## [TASK DETAILS]
From the first line to the last, reproduce the records exactly.

#### THE DATA ####

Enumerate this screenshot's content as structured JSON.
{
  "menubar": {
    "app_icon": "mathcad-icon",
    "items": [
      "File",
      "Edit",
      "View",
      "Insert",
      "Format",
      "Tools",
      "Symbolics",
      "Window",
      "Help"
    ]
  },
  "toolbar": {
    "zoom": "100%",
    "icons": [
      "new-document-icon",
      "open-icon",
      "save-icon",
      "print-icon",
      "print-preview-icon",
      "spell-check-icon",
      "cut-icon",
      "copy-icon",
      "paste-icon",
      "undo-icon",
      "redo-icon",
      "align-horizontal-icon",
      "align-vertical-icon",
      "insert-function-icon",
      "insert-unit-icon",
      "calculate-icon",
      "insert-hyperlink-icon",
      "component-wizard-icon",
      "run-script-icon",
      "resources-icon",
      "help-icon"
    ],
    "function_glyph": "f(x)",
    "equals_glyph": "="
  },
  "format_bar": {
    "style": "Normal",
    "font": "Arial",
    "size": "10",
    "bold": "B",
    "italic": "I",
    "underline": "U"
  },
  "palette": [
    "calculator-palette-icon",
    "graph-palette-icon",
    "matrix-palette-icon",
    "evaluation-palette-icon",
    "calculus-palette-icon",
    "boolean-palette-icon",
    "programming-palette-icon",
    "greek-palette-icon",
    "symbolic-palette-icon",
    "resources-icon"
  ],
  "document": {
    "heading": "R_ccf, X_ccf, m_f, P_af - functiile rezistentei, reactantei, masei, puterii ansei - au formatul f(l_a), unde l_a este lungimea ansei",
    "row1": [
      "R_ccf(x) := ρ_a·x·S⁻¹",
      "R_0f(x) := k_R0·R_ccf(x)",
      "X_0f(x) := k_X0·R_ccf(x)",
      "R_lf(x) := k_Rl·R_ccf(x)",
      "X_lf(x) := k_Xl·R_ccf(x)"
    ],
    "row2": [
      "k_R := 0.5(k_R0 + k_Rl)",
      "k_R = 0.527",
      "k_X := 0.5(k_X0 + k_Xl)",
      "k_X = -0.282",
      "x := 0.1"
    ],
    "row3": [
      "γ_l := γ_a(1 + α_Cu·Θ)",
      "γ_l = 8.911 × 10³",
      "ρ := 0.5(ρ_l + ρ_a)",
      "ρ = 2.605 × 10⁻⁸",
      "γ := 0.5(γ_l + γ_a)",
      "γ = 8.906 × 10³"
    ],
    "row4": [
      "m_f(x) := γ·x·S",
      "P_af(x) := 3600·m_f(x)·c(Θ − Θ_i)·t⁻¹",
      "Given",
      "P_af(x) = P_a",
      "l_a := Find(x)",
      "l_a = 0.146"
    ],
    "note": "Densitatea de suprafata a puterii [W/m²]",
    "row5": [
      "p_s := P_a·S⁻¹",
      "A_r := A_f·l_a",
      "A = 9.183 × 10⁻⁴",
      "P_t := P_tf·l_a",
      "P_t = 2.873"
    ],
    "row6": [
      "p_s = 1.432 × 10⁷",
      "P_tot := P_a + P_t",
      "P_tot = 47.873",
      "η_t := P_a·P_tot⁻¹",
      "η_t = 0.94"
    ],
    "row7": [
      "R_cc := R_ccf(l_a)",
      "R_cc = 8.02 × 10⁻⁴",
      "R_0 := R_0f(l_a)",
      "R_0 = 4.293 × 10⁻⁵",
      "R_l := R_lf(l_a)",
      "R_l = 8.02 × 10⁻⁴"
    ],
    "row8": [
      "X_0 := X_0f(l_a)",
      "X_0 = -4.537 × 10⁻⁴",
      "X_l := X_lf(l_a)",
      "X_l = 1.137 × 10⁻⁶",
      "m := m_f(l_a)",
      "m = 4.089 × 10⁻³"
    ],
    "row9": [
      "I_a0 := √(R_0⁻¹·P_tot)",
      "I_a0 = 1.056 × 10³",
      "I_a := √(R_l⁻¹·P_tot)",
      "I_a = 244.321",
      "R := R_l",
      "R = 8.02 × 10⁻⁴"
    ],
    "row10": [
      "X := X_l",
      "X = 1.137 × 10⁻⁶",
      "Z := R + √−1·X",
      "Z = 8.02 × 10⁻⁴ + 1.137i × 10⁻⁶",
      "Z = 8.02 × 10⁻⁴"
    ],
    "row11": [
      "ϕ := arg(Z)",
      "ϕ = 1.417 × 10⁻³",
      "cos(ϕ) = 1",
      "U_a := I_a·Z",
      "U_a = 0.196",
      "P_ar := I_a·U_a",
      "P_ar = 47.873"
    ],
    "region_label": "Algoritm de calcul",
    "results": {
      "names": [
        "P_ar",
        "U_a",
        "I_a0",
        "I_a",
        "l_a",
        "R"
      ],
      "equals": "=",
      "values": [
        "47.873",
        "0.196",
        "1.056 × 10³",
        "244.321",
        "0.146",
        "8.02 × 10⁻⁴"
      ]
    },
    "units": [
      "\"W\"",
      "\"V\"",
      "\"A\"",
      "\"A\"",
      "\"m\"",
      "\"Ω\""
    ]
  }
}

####

## [RESPONSE]
Enumerate this screenshot's content as structured JSON.
{
  "menubar": {
    "app_icon": "mathcad-icon",
    "items": [
      "File",
      "Edit",
      "View",
      "Insert",
      "Format",
      "Tools",
      "Symbolics",
      "Window",
      "Help"
    ]
  },
  "toolbar": {
    "zoom": "100%",
    "icons": [
      "new-document-icon",
      "open-icon",
      "save-icon",
      "print-icon",
      "print-preview-icon",
      "spell-check-icon",
      "cut-icon",
      "copy-icon",
      "paste-icon",
      "undo-icon",
      "redo-icon",
      "align-horizontal-icon",
      "align-vertical-icon",
      "insert-function-icon",
      "insert-unit-icon",
      "calculate-icon",
      "insert-hyperlink-icon",
      "component-wizard-icon",
      "run-script-icon",
      "resources-icon",
      "help-icon"
    ],
    "function_glyph": "f(x)",
    "equals_glyph": "="
  },
  "format_bar": {
    "style": "Normal",
    "font": "Arial",
    "size": "10",
    "bold": "B",
    "italic": "I",
    "underline": "U"
  },
  "palette": [
    "calculator-palette-icon",
    "graph-palette-icon",
    "matrix-palette-icon",
    "evaluation-palette-icon",
    "calculus-palette-icon",
    "boolean-palette-icon",
    "programming-palette-icon",
    "greek-palette-icon",
    "symbolic-palette-icon",
    "resources-icon"
  ],
  "document": {
    "heading": "R_ccf, X_ccf, m_f, P_af - functiile rezistentei, reactantei, masei, puterii ansei - au formatul f(l_a), unde l_a este lungimea ansei",
    "row1": [
      "R_ccf(x) := ρ_a·x·S⁻¹",
      "R_0f(x) := k_R0·R_ccf(x)",
      "X_0f(x) := k_X0·R_ccf(x)",
      "R_lf(x) := k_Rl·R_ccf(x)",
      "X_lf(x) := k_Xl·R_ccf(x)"
    ],
    "row2": [
      "k_R := 0.5(k_R0 + k_Rl)",
      "k_R = 0.527",
      "k_X := 0.5(k_X0 + k_Xl)",
      "k_X = -0.282",
      "x := 0.1"
    ],
    "row3": [
      "γ_l := γ_a(1 + α_Cu·Θ)",
      "γ_l = 8.911 × 10³",
      "ρ := 0.5(ρ_l + ρ_a)",
      "ρ = 2.605 × 10⁻⁸",
      "γ := 0.5(γ_l + γ_a)",
      "γ = 8.906 × 10³"
    ],
    "row4": [
      "m_f(x) := γ·x·S",
      "P_af(x) := 3600·m_f(x)·c(Θ − Θ_i)·t⁻¹",
      "Given",
      "P_af(x) = P_a",
      "l_a := Find(x)",
      "l_a = 0.146"
    ],
    "note": "Densitatea de suprafata a puterii [W/m²]",
    "row5": [
      "p_s := P_a·S⁻¹",
      "A_r := A_f·l_a",
      "A = 9.183 × 10⁻⁴",
      "P_t := P_tf·l_a",
      "P_t = 2.873"
    ],
    "row6": [
      "p_s = 1.432 × 10⁷",
      "P_tot := P_a + P_t",
      "P_tot = 47.873",
      "η_t := P_a·P_tot⁻¹",
      "η_t = 0.94"
    ],
    "row7": [
      "R_cc := R_ccf(l_a)",
      "R_cc = 8.02 × 10⁻⁴",
      "R_0 := R_0f(l_a)",
      "R_0 = 4.293 × 10⁻⁵",
      "R_l := R_lf(l_a)",
      "R_l = 8.02 × 10⁻⁴"
    ],
    "row8": [
      "X_0 := X_0f(l_a)",
      "X_0 = -4.537 × 10⁻⁴",
      "X_l := X_lf(l_a)",
      "X_l = 1.137 × 10⁻⁶",
      "m := m_f(l_a)",
      "m = 4.089 × 10⁻³"
    ],
    "row9": [
      "I_a0 := √(R_0⁻¹·P_tot)",
      "I_a0 = 1.056 × 10³",
      "I_a := √(R_l⁻¹·P_tot)",
      "I_a = 244.321",
      "R := R_l",
      "R = 8.02 × 10⁻⁴"
    ],
    "row10": [
      "X := X_l",
      "X = 1.137 × 10⁻⁶",
      "Z := R + √−1·X",
      "Z = 8.02 × 10⁻⁴ + 1.137i × 10⁻⁶",
      "Z = 8.02 × 10⁻⁴"
    ],
    "row11": [
      "ϕ := arg(Z)",
      "ϕ = 1.417 × 10⁻³",
      "cos(ϕ) = 1",
      "U_a := I_a·Z",
      "U_a = 0.196",
      "P_ar := I_a·U_a",
      "P_ar = 47.873"
    ],
    "region_label": "Algoritm de calcul",
    "results": {
      "names": [
        "P_ar",
        "U_a",
        "I_a0",
        "I_a",
        "l_a",
        "R"
      ],
      "equals": "=",
      "values": [
        "47.873",
        "0.196",
        "1.056 × 10³",
        "244.321",
        "0.146",
        "8.02 × 10⁻⁴"
      ]
    },
    "units": [
      "\"W\"",
      "\"V\"",
      "\"A\"",
      "\"A\"",
      "\"m\"",
      "\"Ω\""
    ]
  }
}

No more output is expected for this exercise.